» **Your task**
The word "icon" marks the lines to find; copy every such line from the data below.

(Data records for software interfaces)
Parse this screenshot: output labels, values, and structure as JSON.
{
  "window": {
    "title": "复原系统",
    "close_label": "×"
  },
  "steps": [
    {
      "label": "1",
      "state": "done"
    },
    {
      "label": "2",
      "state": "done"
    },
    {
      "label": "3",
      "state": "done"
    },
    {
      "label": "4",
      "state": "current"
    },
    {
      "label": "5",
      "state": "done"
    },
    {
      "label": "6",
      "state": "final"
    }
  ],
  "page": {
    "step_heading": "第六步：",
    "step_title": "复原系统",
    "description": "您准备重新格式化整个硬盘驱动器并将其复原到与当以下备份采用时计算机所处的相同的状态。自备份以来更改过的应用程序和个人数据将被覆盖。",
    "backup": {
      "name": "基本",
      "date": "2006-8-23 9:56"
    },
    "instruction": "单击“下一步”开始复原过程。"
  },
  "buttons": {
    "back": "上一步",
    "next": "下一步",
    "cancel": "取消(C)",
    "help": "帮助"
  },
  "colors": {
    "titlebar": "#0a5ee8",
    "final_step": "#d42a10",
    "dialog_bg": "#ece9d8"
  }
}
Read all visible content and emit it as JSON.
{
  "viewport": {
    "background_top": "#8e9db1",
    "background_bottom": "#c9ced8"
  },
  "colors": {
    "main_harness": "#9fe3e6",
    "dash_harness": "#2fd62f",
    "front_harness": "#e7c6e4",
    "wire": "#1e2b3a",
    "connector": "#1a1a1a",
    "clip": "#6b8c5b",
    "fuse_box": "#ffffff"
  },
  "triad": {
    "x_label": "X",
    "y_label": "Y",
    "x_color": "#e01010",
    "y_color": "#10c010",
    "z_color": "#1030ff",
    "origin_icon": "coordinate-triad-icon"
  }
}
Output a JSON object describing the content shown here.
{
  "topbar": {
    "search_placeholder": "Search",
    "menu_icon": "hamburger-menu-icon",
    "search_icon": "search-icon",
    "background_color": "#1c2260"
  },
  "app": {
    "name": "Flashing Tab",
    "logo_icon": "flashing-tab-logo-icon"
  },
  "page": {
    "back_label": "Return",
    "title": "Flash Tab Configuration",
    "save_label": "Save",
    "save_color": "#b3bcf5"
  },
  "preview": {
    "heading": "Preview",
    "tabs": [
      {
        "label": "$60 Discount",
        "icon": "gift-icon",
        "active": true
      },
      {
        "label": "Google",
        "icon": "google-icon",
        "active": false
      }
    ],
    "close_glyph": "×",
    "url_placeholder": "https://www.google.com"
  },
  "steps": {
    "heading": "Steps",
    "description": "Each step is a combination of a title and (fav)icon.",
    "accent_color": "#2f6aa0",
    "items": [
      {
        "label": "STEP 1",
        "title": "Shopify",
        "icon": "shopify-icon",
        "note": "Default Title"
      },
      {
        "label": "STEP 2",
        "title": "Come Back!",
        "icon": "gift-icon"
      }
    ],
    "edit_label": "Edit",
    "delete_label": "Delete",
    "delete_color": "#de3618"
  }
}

» **Task solution**
    "origin_icon": "coordinate-triad-icon"
    "menu_icon": "hamburger-menu-icon",
    "search_icon": "search-icon",
    "logo_icon": "flashing-tab-logo-icon"
        "icon": "gift-icon",
        "icon": "google-icon",
    "description": "Each step is a combination of a title and (fav)icon.",
        "icon": "shopify-icon",
        "icon": "gift-icon"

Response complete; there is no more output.